The problem:
Repeat the entries beneath in their entirety, precisely as given.

Exercise data:

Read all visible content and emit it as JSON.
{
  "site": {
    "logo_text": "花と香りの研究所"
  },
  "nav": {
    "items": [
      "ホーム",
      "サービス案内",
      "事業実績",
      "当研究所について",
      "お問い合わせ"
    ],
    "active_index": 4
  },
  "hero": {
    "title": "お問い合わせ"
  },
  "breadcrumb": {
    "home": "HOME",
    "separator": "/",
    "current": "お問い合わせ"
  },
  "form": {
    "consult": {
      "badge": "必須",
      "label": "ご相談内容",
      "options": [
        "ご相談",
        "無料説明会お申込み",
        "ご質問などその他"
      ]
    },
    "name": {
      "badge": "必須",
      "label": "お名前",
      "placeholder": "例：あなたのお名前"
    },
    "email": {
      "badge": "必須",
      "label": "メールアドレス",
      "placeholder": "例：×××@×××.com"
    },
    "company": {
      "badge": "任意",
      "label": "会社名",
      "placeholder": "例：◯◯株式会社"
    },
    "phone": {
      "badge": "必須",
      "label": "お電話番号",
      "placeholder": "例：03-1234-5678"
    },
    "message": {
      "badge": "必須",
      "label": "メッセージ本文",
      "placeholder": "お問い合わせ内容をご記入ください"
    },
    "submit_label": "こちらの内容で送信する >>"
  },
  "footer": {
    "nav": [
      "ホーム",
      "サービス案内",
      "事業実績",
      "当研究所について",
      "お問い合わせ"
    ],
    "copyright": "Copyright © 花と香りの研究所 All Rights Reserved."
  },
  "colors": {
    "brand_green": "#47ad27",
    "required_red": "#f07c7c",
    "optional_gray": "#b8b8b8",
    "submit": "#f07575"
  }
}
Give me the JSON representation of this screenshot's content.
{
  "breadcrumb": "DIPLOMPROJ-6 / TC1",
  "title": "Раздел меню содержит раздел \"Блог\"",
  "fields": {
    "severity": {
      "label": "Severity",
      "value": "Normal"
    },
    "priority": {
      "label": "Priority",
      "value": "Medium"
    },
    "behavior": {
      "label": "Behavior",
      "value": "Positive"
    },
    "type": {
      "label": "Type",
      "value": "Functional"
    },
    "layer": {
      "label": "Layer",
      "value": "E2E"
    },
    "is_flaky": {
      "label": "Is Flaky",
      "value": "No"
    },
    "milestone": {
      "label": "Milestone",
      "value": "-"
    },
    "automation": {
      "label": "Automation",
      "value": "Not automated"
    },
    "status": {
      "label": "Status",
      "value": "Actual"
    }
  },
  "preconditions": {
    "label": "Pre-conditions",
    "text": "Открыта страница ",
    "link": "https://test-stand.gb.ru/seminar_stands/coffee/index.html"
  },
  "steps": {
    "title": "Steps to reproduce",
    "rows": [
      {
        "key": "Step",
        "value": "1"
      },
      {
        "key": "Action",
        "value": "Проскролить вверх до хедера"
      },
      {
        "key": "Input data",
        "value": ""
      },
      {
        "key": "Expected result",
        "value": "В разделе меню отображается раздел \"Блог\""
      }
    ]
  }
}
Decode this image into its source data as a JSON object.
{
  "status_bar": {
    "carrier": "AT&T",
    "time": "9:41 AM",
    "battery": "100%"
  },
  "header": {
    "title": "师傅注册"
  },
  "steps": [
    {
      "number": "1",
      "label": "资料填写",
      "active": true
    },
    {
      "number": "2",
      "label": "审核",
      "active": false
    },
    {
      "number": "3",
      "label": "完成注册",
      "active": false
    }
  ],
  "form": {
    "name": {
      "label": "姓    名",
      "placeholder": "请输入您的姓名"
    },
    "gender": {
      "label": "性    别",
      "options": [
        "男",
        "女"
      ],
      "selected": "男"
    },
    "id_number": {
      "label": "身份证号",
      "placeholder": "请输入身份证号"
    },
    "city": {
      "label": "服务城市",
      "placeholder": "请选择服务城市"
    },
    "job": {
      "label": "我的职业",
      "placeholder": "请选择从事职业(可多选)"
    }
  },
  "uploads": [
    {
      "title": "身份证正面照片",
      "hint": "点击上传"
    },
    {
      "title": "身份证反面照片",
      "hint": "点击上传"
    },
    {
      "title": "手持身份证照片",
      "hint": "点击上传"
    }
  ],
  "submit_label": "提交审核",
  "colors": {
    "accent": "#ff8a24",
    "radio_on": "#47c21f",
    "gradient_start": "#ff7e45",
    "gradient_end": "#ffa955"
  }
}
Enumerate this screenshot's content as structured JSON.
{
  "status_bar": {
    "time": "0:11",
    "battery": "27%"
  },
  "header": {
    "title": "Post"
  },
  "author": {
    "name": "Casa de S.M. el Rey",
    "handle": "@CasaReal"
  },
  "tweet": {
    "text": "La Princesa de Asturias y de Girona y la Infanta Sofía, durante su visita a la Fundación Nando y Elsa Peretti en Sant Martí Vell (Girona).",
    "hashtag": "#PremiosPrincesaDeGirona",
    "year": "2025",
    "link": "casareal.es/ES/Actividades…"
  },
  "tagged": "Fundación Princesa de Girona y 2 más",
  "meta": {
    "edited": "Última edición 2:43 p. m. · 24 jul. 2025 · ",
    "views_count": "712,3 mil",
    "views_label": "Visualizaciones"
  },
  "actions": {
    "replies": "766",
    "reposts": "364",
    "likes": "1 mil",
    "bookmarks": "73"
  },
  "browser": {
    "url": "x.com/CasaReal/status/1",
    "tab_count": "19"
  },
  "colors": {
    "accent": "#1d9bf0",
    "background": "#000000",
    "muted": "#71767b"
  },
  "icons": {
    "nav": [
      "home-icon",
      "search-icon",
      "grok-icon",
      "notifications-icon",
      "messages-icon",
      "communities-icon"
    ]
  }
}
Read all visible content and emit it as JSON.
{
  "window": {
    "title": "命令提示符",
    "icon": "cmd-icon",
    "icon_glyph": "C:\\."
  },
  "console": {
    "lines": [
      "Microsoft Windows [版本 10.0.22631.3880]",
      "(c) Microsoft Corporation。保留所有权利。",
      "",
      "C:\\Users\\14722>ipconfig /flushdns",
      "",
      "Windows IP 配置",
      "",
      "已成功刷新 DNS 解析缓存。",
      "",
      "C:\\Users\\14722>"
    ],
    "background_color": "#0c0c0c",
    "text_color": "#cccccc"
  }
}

Completed exercise:
Read all visible content and emit it as JSON.
{
  "site": {
    "logo_text": "花と香りの研究所"
  },
  "nav": {
    "items": [
      "ホーム",
      "サービス案内",
      "事業実績",
      "当研究所について",
      "お問い合わせ"
    ],
    "active_index": 4
  },
  "hero": {
    "title": "お問い合わせ"
  },
  "breadcrumb": {
    "home": "HOME",
    "separator": "/",
    "current": "お問い合わせ"
  },
  "form": {
    "consult": {
      "badge": "必須",
      "label": "ご相談内容",
      "options": [
        "ご相談",
        "無料説明会お申込み",
        "ご質問などその他"
      ]
    },
    "name": {
      "badge": "必須",
      "label": "お名前",
      "placeholder": "例：あなたのお名前"
    },
    "email": {
      "badge": "必須",
      "label": "メールアドレス",
      "placeholder": "例：×××@×××.com"
    },
    "company": {
      "badge": "任意",
      "label": "会社名",
      "placeholder": "例：◯◯株式会社"
    },
    "phone": {
      "badge": "必須",
      "label": "お電話番号",
      "placeholder": "例：03-1234-5678"
    },
    "message": {
      "badge": "必須",
      "label": "メッセージ本文",
      "placeholder": "お問い合わせ内容をご記入ください"
    },
    "submit_label": "こちらの内容で送信する >>"
  },
  "footer": {
    "nav": [
      "ホーム",
      "サービス案内",
      "事業実績",
      "当研究所について",
      "お問い合わせ"
    ],
    "copyright": "Copyright © 花と香りの研究所 All Rights Reserved."
  },
  "colors": {
    "brand_green": "#47ad27",
    "required_red": "#f07c7c",
    "optional_gray": "#b8b8b8",
    "submit": "#f07575"
  }
}
Give me the JSON representation of this screenshot's content.
{
  "breadcrumb": "DIPLOMPROJ-6 / TC1",
  "title": "Раздел меню содержит раздел \"Блог\"",
  "fields": {
    "severity": {
      "label": "Severity",
      "value": "Normal"
    },
    "priority": {
      "label": "Priority",
      "value": "Medium"
    },
    "behavior": {
      "label": "Behavior",
      "value": "Positive"
    },
    "type": {
      "label": "Type",
      "value": "Functional"
    },
    "layer": {
      "label": "Layer",
      "value": "E2E"
    },
    "is_flaky": {
      "label": "Is Flaky",
      "value": "No"
    },
    "milestone": {
      "label": "Milestone",
      "value": "-"
    },
    "automation": {
      "label": "Automation",
      "value": "Not automated"
    },
    "status": {
      "label": "Status",
      "value": "Actual"
    }
  },
  "preconditions": {
    "label": "Pre-conditions",
    "text": "Открыта страница ",
    "link": "https://test-stand.gb.ru/seminar_stands/coffee/index.html"
  },
  "steps": {
    "title": "Steps to reproduce",
    "rows": [
      {
        "key": "Step",
        "value": "1"
      },
      {
        "key": "Action",
        "value": "Проскролить вверх до хедера"
      },
      {
        "key": "Input data",
        "value": ""
      },
      {
        "key": "Expected result",
        "value": "В разделе меню отображается раздел \"Блог\""
      }
    ]
  }
}
Decode this image into its source data as a JSON object.
{
  "status_bar": {
    "carrier": "AT&T",
    "time": "9:41 AM",
    "battery": "100%"
  },
  "header": {
    "title": "师傅注册"
  },
  "steps": [
    {
      "number": "1",
      "label": "资料填写",
      "active": true
    },
    {
      "number": "2",
      "label": "审核",
      "active": false
    },
    {
      "number": "3",
      "label": "完成注册",
      "active": false
    }
  ],
  "form": {
    "name": {
      "label": "姓    名",
      "placeholder": "请输入您的姓名"
    },
    "gender": {
      "label": "性    别",
      "options": [
        "男",
        "女"
      ],
      "selected": "男"
    },
    "id_number": {
      "label": "身份证号",
      "placeholder": "请输入身份证号"
    },
    "city": {
      "label": "服务城市",
      "placeholder": "请选择服务城市"
    },
    "job": {
      "label": "我的职业",
      "placeholder": "请选择从事职业(可多选)"
    }
  },
  "uploads": [
    {
      "title": "身份证正面照片",
      "hint": "点击上传"
    },
    {
      "title": "身份证反面照片",
      "hint": "点击上传"
    },
    {
      "title": "手持身份证照片",
      "hint": "点击上传"
    }
  ],
  "submit_label": "提交审核",
  "colors": {
    "accent": "#ff8a24",
    "radio_on": "#47c21f",
    "gradient_start": "#ff7e45",
    "gradient_end": "#ffa955"
  }
}
Enumerate this screenshot's content as structured JSON.
{
  "status_bar": {
    "time": "0:11",
    "battery": "27%"
  },
  "header": {
    "title": "Post"
  },
  "author": {
    "name": "Casa de S.M. el Rey",
    "handle": "@CasaReal"
  },
  "tweet": {
    "text": "La Princesa de Asturias y de Girona y la Infanta Sofía, durante su visita a la Fundación Nando y Elsa Peretti en Sant Martí Vell (Girona).",
    "hashtag": "#PremiosPrincesaDeGirona",
    "year": "2025",
    "link": "casareal.es/ES/Actividades…"
  },
  "tagged": "Fundación Princesa de Girona y 2 más",
  "meta": {
    "edited": "Última edición 2:43 p. m. · 24 jul. 2025 · ",
    "views_count": "712,3 mil",
    "views_label": "Visualizaciones"
  },
  "actions": {
    "replies": "766",
    "reposts": "364",
    "likes": "1 mil",
    "bookmarks": "73"
  },
  "browser": {
    "url": "x.com/CasaReal/status/1",
    "tab_count": "19"
  },
  "colors": {
    "accent": "#1d9bf0",
    "background": "#000000",
    "muted": "#71767b"
  },
  "icons": {
    "nav": [
      "home-icon",
      "search-icon",
      "grok-icon",
      "notifications-icon",
      "messages-icon",
      "communities-icon"
    ]
  }
}
Read all visible content and emit it as JSON.
{
  "window": {
    "title": "命令提示符",
    "icon": "cmd-icon",
    "icon_glyph": "C:\\."
  },
  "console": {
    "lines": [
      "Microsoft Windows [版本 10.0.22631.3880]",
      "(c) Microsoft Corporation。保留所有权利。",
      "",
      "C:\\Users\\14722>ipconfig /flushdns",
      "",
      "Windows IP 配置",
      "",
      "已成功刷新 DNS 解析缓存。",
      "",
      "C:\\Users\\14722>"
    ],
    "background_color": "#0c0c0c",
    "text_color": "#cccccc"
  }
}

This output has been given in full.